→ DATA EXTRACTS:
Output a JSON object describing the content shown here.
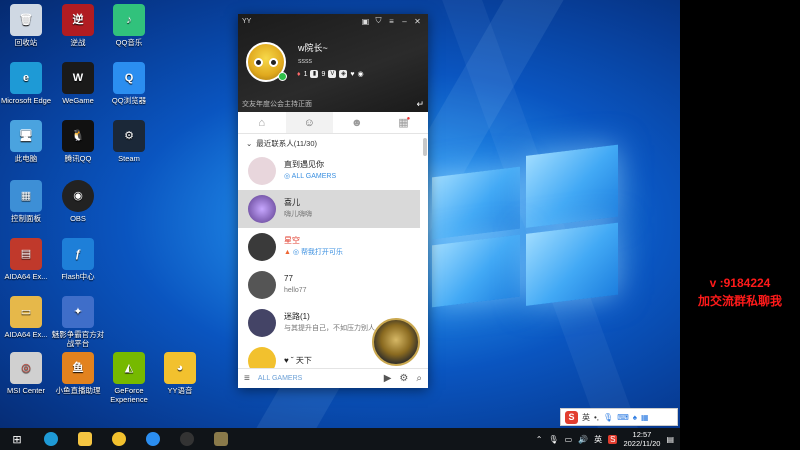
{
  "desktop_icons": [
    {
      "label": "回收站",
      "icon": "recycle-bin-icon",
      "color": "#cfd8e3"
    },
    {
      "label": "逆战",
      "icon": "nizhan-icon",
      "color": "#b01c22"
    },
    {
      "label": "QQ音乐",
      "icon": "qq-music-icon",
      "color": "#31c27c"
    },
    {
      "label": "Microsoft Edge",
      "icon": "edge-icon",
      "color": "#1e9ad6"
    },
    {
      "label": "WeGame",
      "icon": "wegame-icon",
      "color": "#1a1a1a"
    },
    {
      "label": "QQ浏览器",
      "icon": "qq-browser-icon",
      "color": "#2b8ef0"
    },
    {
      "label": "此电脑",
      "icon": "this-pc-icon",
      "color": "#4aa3df"
    },
    {
      "label": "腾讯QQ",
      "icon": "qq-icon",
      "color": "#111111"
    },
    {
      "label": "Steam",
      "icon": "steam-icon",
      "color": "#1b2838"
    },
    {
      "label": "控制面板",
      "icon": "control-panel-icon",
      "color": "#3d8fd6"
    },
    {
      "label": "OBS",
      "icon": "obs-icon",
      "color": "#222222"
    },
    {
      "label": "AIDA64 Ex...",
      "icon": "aida64-icon",
      "color": "#c0392b"
    },
    {
      "label": "Flash中心",
      "icon": "flash-center-icon",
      "color": "#1e7fd8"
    },
    {
      "label": "AIDA64 Ex...",
      "icon": "aida64-folder-icon",
      "color": "#e6b84a"
    },
    {
      "label": "魅影争霸官方对战平台",
      "icon": "game-platform-icon",
      "color": "#3f6ec9"
    },
    {
      "label": "MSI Center",
      "icon": "msi-center-icon",
      "color": "#d0d0d0"
    },
    {
      "label": "小鱼直播助理",
      "icon": "xiaoyu-icon",
      "color": "#e2821e"
    },
    {
      "label": "GeForce Experience",
      "icon": "geforce-icon",
      "color": "#76b900"
    },
    {
      "label": "YY语音",
      "icon": "yy-voice-icon",
      "color": "#f2c12e"
    }
  ],
  "yy_window": {
    "title": "YY",
    "username": "w院长~",
    "signature": "ssss",
    "badges": [
      "1",
      "9"
    ],
    "channel_text": "交友年度公会主持正面",
    "group": {
      "label": "最近联系人(11/30)"
    },
    "contacts": [
      {
        "name": "直到遇见你",
        "sub": "ALL GAMERS",
        "sub_style": "blue",
        "avatar": "#e8d6dc",
        "name_style": ""
      },
      {
        "name": "喜儿",
        "sub": "嗨儿嗨嗨",
        "sub_style": "",
        "avatar": "#6b4a8a",
        "name_style": ""
      },
      {
        "name": "星空",
        "sub": "帮我打开可乐",
        "sub_style": "blue",
        "avatar": "#3a3a3a",
        "name_style": "red"
      },
      {
        "name": "77",
        "sub": "hello77",
        "sub_style": "",
        "avatar": "#555555",
        "name_style": ""
      },
      {
        "name": "迷路(1)",
        "sub": "与其提升自己，不如压力别人",
        "sub_style": "",
        "avatar": "#444466",
        "name_style": ""
      },
      {
        "name": "♥ ˘ 天下",
        "sub": "",
        "sub_style": "",
        "avatar": "#f2c12e",
        "name_style": ""
      }
    ],
    "footer_label": "ALL GAMERS"
  },
  "overlay": {
    "line1": "v  :9184224",
    "line2": "加交流群私聊我"
  },
  "ime": {
    "mode": "英"
  },
  "taskbar": {
    "ime_lang": "英",
    "time": "12:57",
    "date": "2022/11/20"
  }
}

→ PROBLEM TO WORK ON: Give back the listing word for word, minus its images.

→ THE COMPLETED TASK:
Output a JSON object describing the content shown here.
{
  "desktop_icons": [
    {
      "label": "回收站",
      "icon": "recycle-bin-icon",
      "color": "#cfd8e3"
    },
    {
      "label": "逆战",
      "icon": "nizhan-icon",
      "color": "#b01c22"
    },
    {
      "label": "QQ音乐",
      "icon": "qq-music-icon",
      "color": "#31c27c"
    },
    {
      "label": "Microsoft Edge",
      "icon": "edge-icon",
      "color": "#1e9ad6"
    },
    {
      "label": "WeGame",
      "icon": "wegame-icon",
      "color": "#1a1a1a"
    },
    {
      "label": "QQ浏览器",
      "icon": "qq-browser-icon",
      "color": "#2b8ef0"
    },
    {
      "label": "此电脑",
      "icon": "this-pc-icon",
      "color": "#4aa3df"
    },
    {
      "label": "腾讯QQ",
      "icon": "qq-icon",
      "color": "#111111"
    },
    {
      "label": "Steam",
      "icon": "steam-icon",
      "color": "#1b2838"
    },
    {
      "label": "控制面板",
      "icon": "control-panel-icon",
      "color": "#3d8fd6"
    },
    {
      "label": "OBS",
      "icon": "obs-icon",
      "color": "#222222"
    },
    {
      "label": "AIDA64 Ex...",
      "icon": "aida64-icon",
      "color": "#c0392b"
    },
    {
      "label": "Flash中心",
      "icon": "flash-center-icon",
      "color": "#1e7fd8"
    },
    {
      "label": "AIDA64 Ex...",
      "icon": "aida64-folder-icon",
      "color": "#e6b84a"
    },
    {
      "label": "魅影争霸官方对战平台",
      "icon": "game-platform-icon",
      "color": "#3f6ec9"
    },
    {
      "label": "MSI Center",
      "icon": "msi-center-icon",
      "color": "#d0d0d0"
    },
    {
      "label": "小鱼直播助理",
      "icon": "xiaoyu-icon",
      "color": "#e2821e"
    },
    {
      "label": "GeForce Experience",
      "icon": "geforce-icon",
      "color": "#76b900"
    },
    {
      "label": "YY语音",
      "icon": "yy-voice-icon",
      "color": "#f2c12e"
    }
  ],
  "yy_window": {
    "title": "YY",
    "username": "w院长~",
    "signature": "ssss",
    "badges": [
      "1",
      "9"
    ],
    "channel_text": "交友年度公会主持正面",
    "group": {
      "label": "最近联系人(11/30)"
    },
    "contacts": [
      {
        "name": "直到遇见你",
        "sub": "ALL GAMERS",
        "sub_style": "blue",
        "avatar": "#e8d6dc",
        "name_style": ""
      },
      {
        "name": "喜儿",
        "sub": "嗨儿嗨嗨",
        "sub_style": "",
        "avatar": "#6b4a8a",
        "name_style": ""
      },
      {
        "name": "星空",
        "sub": "帮我打开可乐",
        "sub_style": "blue",
        "avatar": "#3a3a3a",
        "name_style": "red"
      },
      {
        "name": "77",
        "sub": "hello77",
        "sub_style": "",
        "avatar": "#555555",
        "name_style": ""
      },
      {
        "name": "迷路(1)",
        "sub": "与其提升自己，不如压力别人",
        "sub_style": "",
        "avatar": "#444466",
        "name_style": ""
      },
      {
        "name": "♥ ˘ 天下",
        "sub": "",
        "sub_style": "",
        "avatar": "#f2c12e",
        "name_style": ""
      }
    ],
    "footer_label": "ALL GAMERS"
  },
  "overlay": {
    "line1": "v  :9184224",
    "line2": "加交流群私聊我"
  },
  "ime": {
    "mode": "英"
  },
  "taskbar": {
    "ime_lang": "英",
    "time": "12:57",
    "date": "2022/11/20"
  }
}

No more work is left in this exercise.